1. Assess: The first step is a comprehensive medical and psychological evaluation. Given that school refusal is generally related to an underlying anxiety or depressive disorder, it’s important to get to the root of the problem and begin there. This will likely include both family and teacher questionnaires or interviews.
2. Cognitive Behavioral Therapy: This highly structured form of therapy helps children identify their maladaptive thought patterns and learn adaptive replacement behaviors. Children learn to confront and work through their fears.
3. Systemic desensitization: Some children struggling with school refusal need a graded approach to returning to school. They might return for a small increment of time and gradually build upon it.
4. Relaxation training: This is essential for children struggling with anxiety. Deep breathing, guided imagery, and mindfulness are all relaxation strategies that kids can practice at home and utilize in school.

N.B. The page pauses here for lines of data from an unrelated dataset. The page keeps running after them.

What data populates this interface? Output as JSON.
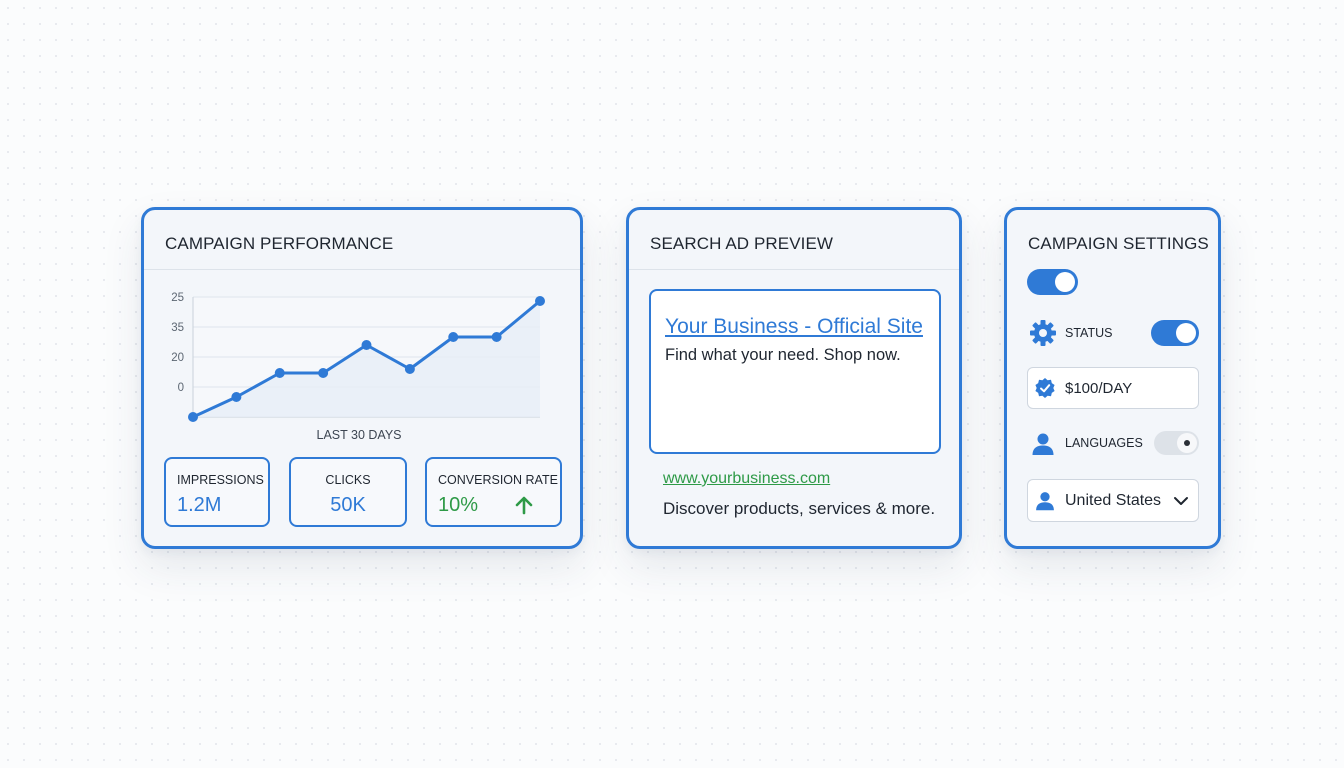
{
  "colors": {
    "accent": "#2f7ad6",
    "success": "#2e9a47",
    "text": "#1f2630",
    "card_bg": "#f3f6fa"
  },
  "performance": {
    "title": "CAMPAIGN PERFORMANCE",
    "chart_data": {
      "type": "line",
      "x": [
        1,
        2,
        3,
        4,
        5,
        6,
        7,
        8,
        9
      ],
      "values": [
        0,
        5,
        11,
        11,
        18,
        12,
        20,
        20,
        29
      ],
      "y_tick_labels": [
        "25",
        "35",
        "20",
        "0"
      ],
      "xlabel": "LAST 30 DAYS",
      "ylim": [
        0,
        30
      ],
      "grid": true,
      "legend": "none"
    },
    "stats": [
      {
        "label": "IMPRESSIONS",
        "value": "1.2M"
      },
      {
        "label": "CLICKS",
        "value": "50K"
      },
      {
        "label": "CONVERSION RATE",
        "value": "10%",
        "trend_icon": "arrow-up-icon"
      }
    ]
  },
  "ad_preview": {
    "title": "SEARCH AD PREVIEW",
    "headline": "Your Business - Official Site",
    "description": "Find what your need. Shop now.",
    "url": "www.yourbusiness.com",
    "tagline": "Discover products, services & more."
  },
  "settings": {
    "title": "CAMPAIGN SETTINGS",
    "master_toggle_on": true,
    "status_label": "STATUS",
    "status_icon": "gear-icon",
    "status_on": true,
    "budget_icon": "badge-check-icon",
    "budget_value": "$100/DAY",
    "languages_label": "LANGUAGES",
    "languages_icon": "person-icon",
    "languages_on": false,
    "location_icon": "person-icon",
    "location_value": "United States"
  }
}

5. Re-entry plan: The treatment team creates a plan to help the student re-enter the classroom. Younger children might benefit from arriving early and helping the teacher in the classroom or helping at the front desk. The plan also includes contingencies to help the student during anxious moments throughout the day (using fidget toys, taking a brain break to color, a walk outside with a teacher’s aide, etc.)
6. Routine and structure: Anxious children benefit from predictable home routines. Avoid over-scheduling, as this can increase stress for anxious kids, and put specific morning and evening routines in place.
7. Sleep: Sleep deprivation exacerbates symptoms of anxiety and depression. It also makes it difficult to get up and leave for school in the morning. Establish healthy sleep habits and keep a regular sleep cycle, even during holidays and on the weekends.
8. Peer buddy: Consider requesting a peer buddy for recess, lunch, and other less structured periods as anxiety can spike during these times.
9. Social skills training: Many students who struggle with making and keeping friends feel overwhelmed in the school environment. Social skills groups can help kids learn to relate to their peers and feel comfortable in larger groups.
There isn’t a quick fix for school refusal. You might see periods of growth only to experience significant setbacks following school vacations or multiple absences due to physical illness. Acknowledge your child’s difficulty, engage in open and honest communication about it, empathize with your child, and pile on the unconditional love and support.
Freemont, Wanda P. (2003). "School Refusal in Children and Adolescents," American Family Physician, Oct 15;68(8):1555-1561.
Wimmer, Mary. (2010) "School Refusal: Information for Educators," Helping Children at Home and School, National Association of School Psychologists, Bethesda, MD.